The readings for this week really challenges anyone who even as much as glances at them. It was really inspirational to realize the many fronts on which we can make a difference, not to mention a reminder of the definition of the word profession (a calling, work that has meaning in and of itself outside the profit it brings – Bogenschnider p.225) a word which sadly has become synonymous with the concept of a job or a career, inadvertently draining the passion from the promising field of Family studies.
Here in the U.S., politicians and intellectuals are obviously the two basic groups who have to joggle ideas, knowledge and resources to propose, enact, implement and evaluate policies. As I sat back to reflect on the discussions in the text, it seemed quite “simplified”. I couldn’t quite directly reconcile this process with the scenario back home. Why? Then I gasped, but of course! The Third power house is missing.
Any guesses on what that might be?
Answer: Local traditional and/or religious leaders!
Yep, they are that third and crucial foot of the tripod in most parts of Africa, without which policies often come crashing down. This group is widely accorded more trust than the political or intellectual group. They achieve this feat, by shaping opinions and influencing decisions in communities right through to individual families. They live with the people and often make substantial contributions to promote the well-being of families and communities.
A look at the continuous process of promoting school attendance of the girl child in Nigeria, gives us a glimpse of how policies can be facilitated by these leaders. Figures show that more boys than girls are in school. This disparity is brought about particularly, by the low value accorded by some local beliefs to girls’ education and poverty.
National awareness of the prevalence of this problem has led to several political and financial commitments through advocacy and sensitization of policy makers. Programs have been planned and implemented, and while some have failed, others have gone on to record impressive successes. Over and again one key characteristic of succeeding programs has been an involvement of the leading traditional and/or religious leaders in local host communities. When these leaders in their regular interactions with the people use and consistently reinforce key messages, which favorably link proposed policies to the local tradition/religion success is assured. For instance proclaiming that educating all children is a cultural duty and drawing up inferences from the local context, has been shown to make many parents take their children to school, including girls.
On the other hand in situations where local leaders have been indifferent or worse still, spoken against policies/programs, doom has inevitably been the outcome. A quick reference was the recent boycott of the polio immunization campaign in parts of the country in 2003. The immunization campaign was literally brought to a halt by local and religious leaders upon calling on parents not to allow their children get immunized. These leaders argued that the vaccines were contaminated. Responding to the rumors about the vaccine, the federal government set up a committee to access the safety of the vaccines and samples were sent abroad to be tested. The results of the committee were rejected still by these leaders; and even though the truth of the rumor that the vaccines were contaminated were never established all efforts by the federal government to dispel them failed.
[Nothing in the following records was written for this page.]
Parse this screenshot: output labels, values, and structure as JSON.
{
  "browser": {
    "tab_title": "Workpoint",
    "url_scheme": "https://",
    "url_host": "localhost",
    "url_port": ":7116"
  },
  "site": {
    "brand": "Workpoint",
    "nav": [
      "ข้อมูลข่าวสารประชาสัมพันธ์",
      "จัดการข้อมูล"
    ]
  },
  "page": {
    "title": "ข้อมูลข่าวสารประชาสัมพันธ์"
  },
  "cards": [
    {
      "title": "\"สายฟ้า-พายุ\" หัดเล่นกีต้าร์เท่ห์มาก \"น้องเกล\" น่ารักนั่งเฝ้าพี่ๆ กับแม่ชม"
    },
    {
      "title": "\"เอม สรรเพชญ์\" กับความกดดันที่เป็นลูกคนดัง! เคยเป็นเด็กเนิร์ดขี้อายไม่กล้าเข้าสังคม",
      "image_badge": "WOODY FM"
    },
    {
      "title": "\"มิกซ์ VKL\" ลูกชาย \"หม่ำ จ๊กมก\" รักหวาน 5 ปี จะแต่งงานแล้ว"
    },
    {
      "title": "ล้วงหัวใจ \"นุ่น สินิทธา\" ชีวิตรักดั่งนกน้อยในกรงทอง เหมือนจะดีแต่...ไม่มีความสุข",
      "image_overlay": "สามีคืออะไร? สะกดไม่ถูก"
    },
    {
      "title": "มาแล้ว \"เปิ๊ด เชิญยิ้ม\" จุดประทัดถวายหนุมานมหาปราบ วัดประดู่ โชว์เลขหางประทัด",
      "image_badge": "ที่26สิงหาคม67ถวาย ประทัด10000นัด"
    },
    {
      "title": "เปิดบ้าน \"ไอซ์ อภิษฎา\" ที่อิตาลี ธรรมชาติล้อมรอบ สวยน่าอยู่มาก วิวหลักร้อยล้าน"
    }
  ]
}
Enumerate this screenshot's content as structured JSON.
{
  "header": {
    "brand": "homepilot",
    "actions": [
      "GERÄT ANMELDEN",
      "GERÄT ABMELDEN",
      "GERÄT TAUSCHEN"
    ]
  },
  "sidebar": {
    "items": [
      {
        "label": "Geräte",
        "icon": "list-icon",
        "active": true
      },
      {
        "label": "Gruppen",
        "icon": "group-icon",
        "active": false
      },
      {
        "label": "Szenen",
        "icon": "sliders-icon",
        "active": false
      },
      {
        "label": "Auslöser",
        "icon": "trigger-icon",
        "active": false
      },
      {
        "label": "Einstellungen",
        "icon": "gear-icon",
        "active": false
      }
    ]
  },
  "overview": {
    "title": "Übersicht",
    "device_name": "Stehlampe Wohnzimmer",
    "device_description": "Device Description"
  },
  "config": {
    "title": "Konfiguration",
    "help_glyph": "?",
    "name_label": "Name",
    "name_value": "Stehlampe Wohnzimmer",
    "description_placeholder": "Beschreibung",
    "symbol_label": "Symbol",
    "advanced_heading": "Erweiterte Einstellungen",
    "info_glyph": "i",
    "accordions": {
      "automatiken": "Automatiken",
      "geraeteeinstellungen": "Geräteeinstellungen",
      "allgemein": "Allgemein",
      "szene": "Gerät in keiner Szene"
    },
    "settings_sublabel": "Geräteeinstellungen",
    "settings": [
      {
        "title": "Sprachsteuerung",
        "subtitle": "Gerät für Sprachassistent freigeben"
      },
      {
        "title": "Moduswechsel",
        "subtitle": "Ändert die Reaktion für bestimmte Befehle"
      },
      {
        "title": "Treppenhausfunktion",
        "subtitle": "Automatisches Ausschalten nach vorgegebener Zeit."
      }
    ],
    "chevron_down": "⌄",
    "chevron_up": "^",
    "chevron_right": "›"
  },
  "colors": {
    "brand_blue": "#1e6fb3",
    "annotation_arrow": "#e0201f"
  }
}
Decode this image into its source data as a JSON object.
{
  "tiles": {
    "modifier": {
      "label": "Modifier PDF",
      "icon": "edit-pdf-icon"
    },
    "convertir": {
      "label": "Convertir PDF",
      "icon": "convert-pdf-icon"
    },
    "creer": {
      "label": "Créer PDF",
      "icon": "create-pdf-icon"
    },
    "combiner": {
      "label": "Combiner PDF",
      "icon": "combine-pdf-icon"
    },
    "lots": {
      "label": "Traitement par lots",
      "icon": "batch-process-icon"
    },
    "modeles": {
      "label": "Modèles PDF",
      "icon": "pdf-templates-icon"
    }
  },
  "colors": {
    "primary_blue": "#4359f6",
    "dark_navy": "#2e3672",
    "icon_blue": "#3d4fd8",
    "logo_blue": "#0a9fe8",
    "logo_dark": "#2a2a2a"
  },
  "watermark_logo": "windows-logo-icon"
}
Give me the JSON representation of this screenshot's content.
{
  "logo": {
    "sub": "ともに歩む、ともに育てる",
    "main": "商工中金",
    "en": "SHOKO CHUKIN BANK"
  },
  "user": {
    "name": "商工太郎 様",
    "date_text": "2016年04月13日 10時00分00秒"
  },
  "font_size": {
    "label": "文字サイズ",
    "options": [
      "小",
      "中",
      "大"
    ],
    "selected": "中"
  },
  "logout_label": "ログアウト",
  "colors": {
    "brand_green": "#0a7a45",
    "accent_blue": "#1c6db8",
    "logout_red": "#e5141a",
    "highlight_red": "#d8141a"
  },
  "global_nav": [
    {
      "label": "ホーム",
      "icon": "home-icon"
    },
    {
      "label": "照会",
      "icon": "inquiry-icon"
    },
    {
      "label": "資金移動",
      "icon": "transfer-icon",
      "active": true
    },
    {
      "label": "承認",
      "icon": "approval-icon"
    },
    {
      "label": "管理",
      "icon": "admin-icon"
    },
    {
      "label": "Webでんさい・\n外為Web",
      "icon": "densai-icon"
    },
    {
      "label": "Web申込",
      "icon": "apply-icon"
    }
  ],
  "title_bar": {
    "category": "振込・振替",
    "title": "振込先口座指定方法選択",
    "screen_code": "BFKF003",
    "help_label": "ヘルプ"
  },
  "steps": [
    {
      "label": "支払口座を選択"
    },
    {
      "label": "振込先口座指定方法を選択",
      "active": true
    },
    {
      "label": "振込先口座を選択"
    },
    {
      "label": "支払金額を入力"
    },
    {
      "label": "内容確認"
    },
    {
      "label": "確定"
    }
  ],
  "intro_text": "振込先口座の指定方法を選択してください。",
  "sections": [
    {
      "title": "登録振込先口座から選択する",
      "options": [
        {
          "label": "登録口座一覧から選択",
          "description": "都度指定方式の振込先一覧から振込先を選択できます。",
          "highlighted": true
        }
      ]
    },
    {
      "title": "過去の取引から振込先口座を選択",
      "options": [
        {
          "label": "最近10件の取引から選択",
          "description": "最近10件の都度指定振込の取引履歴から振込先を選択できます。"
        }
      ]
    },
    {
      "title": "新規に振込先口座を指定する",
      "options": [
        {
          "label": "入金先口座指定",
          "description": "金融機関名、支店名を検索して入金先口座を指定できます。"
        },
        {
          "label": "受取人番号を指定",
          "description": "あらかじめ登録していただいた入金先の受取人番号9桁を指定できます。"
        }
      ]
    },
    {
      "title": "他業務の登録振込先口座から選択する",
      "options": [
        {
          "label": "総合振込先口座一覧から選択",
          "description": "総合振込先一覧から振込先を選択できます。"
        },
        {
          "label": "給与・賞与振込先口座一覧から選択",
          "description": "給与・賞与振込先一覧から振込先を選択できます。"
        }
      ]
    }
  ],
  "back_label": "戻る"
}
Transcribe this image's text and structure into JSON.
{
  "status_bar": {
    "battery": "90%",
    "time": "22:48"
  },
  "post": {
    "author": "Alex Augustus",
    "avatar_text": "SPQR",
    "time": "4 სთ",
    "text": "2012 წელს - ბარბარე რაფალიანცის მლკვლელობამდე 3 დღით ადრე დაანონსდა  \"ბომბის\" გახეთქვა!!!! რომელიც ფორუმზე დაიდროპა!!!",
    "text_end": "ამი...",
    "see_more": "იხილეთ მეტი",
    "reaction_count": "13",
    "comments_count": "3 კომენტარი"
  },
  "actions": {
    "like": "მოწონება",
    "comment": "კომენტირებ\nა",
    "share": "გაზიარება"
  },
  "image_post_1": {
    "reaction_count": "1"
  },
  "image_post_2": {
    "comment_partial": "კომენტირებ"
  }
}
After about a year of boycott, the deadlock was finally settled with the local leaders playing the significant role in the process. Shortly after this occurrence, a meeting was hosted by WHO and UNICEF in the West African sub-region. The aim? To inform traditional and religious leaders (in the wake of the recent polio crises) about issues that affect children, to ensure that the right messages were passed down to the people.
In one sentence, the federal government having lost the public trust of one state became handicapped in providing health services. While the local leaders unfortunately disrupted national and global health plans, they believed they were acting to protect the interests of their people.
These experiences serve to illustrate the prevalence of communitarianism in most parts of the continent, where the transmission of information and authority flow downward from community leaders who are the gate keepers and decision makers-a crucial power house which can neither be ignored or excluded from social policy issues.